--Namaste, satsriakaal, aadab, mein amitabh bacchan aapke samne, leke hajir hua hu, phir ek bar, kaun banega karorpati dwitiya. (audiences in dark start clapping along with a music as if crusader king Richard of England just captured the castle of a jehadi king) Aaj, mere samne beithe hai Jarshad kakiara…kakku…cuckoo… (a club-shaped man intervenes, with a child-like smile, “Kakkrakandy”) Ji haa, kakkara (“kandy”, the man again intervenes with a shy smile) -Yes, Jarshad kakk…, whatever, aiye aap aur hum khele yeh adbhut game, jiska naam hei …(looks at the club-shaped man) Jarshad Kakkrakandy, answers “kauun banayega karrorrpatti”
Amitabh shows Jarshad the seat, adjusts the seat for him. Jarshad sits, the chair shrieks.
--aur abhi mere samne baithe hain Jarshad n. k., from Chennai, who is a journalist with reuters, loves reading dilbert, unka favourite movie hai “chandramukhi”. And he is the self-proclaimed ‘king of PJ’.
--Haan to Jarshad saab, aapne likhe hein ke apke naam hei Jarshad n.k. now …
I became a father on
18 November, 2014. At that moment when fatherhood embraced me, perhaps I should have been elated, jumping up
and down and doing all sort of activities that new fathers do, at least,
that's what most sane people do. But nothing of that sort happened to
me. When I heard my baby's voice, first like an angry cat and then a mild wail wafting across the operation
theatre to the waiting area where we all were pacing up and down, the
first thought that hit me was how was my wife? It was a C-section and
she was partially unconscious. I should not have read Internet too
much, for I was reading all sorts of horror stories, of mothers not

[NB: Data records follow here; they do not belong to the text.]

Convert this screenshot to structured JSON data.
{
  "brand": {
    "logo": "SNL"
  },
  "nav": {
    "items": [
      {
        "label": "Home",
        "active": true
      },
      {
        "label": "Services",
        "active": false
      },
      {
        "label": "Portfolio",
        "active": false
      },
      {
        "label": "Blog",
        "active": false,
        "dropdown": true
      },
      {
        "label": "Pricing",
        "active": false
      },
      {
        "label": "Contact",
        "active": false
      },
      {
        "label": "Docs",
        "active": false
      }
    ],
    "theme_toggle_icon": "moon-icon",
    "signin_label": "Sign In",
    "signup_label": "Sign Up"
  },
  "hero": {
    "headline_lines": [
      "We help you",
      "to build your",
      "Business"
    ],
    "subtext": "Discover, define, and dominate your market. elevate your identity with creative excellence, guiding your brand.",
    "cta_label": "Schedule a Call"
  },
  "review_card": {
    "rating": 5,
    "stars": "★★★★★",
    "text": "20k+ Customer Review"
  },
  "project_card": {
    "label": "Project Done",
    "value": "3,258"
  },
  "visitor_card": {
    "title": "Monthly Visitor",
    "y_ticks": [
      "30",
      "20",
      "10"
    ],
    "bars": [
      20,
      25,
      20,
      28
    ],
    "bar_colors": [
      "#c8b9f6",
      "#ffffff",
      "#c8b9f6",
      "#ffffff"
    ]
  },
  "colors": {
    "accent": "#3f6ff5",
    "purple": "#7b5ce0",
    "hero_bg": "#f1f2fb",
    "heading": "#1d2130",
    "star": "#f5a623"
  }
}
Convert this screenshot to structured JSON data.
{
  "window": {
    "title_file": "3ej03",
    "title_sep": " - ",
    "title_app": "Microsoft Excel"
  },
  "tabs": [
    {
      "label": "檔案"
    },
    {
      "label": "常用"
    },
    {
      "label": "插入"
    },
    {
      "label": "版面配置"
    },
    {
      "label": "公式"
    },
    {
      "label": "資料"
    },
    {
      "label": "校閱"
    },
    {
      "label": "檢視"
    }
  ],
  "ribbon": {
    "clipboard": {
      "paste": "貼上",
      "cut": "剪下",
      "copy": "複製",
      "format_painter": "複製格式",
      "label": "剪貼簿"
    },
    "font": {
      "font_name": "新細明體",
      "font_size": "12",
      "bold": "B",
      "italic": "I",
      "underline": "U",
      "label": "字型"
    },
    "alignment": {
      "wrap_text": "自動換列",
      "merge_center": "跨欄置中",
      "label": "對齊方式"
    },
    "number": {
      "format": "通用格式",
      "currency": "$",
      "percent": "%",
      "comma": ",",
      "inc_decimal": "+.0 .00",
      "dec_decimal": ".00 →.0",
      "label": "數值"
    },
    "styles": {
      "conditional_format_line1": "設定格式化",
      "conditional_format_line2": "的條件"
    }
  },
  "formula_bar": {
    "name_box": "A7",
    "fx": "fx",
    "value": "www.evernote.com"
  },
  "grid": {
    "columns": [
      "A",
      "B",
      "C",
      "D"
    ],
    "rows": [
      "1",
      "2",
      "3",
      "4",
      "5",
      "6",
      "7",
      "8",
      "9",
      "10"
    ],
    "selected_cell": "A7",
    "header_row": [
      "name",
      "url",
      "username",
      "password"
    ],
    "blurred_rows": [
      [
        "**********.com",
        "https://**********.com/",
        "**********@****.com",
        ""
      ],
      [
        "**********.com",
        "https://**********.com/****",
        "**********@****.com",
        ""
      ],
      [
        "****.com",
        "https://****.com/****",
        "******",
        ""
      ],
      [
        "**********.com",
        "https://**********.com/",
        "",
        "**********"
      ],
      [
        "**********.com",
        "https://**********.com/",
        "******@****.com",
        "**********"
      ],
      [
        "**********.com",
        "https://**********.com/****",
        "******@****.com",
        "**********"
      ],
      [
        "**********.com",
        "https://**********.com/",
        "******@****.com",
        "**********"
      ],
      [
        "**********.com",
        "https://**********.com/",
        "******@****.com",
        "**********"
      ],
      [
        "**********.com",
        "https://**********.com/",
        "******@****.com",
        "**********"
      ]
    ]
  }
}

waking up or recovering etc. I was petrified as I was not hearing my
wife's voice. The doctors and sisters inside the operation theater
must have been very busy with their other procedures. In fact, after
bringing out the baby from the womb, they were busy closing the cut,
I later got to know.
The realisation of
becoming a fathe…
About a dozen years back, I started writing blog posts out of sheer boredom in office. The work was repetitive and the bosses were menacing. Not the fault of bosses as much as the systems put in place. It was a real-time world and you perish in seconds or become a hero. No, I was not a stock market trader, but close. I was perhaps in deep agony. I had left my family members, my root, my friends and my culture. Those years were the most important in my life, the early twenties. I was free for the first time. Free to do whatever I wanted to do. It was a lot of pent-up sexual energy really looking for an avenue to be released. I found my moksha in creativity, especially as my office colleagues started appreciating my writing, albeit with no hint of grammar in it. Slowly strangers came to my blog and I visited theirs and we became friends. And then I started connecting with people far away from my place, across oceans. With one I became friends for life – Ian Vincent Mulder. But that’s ano…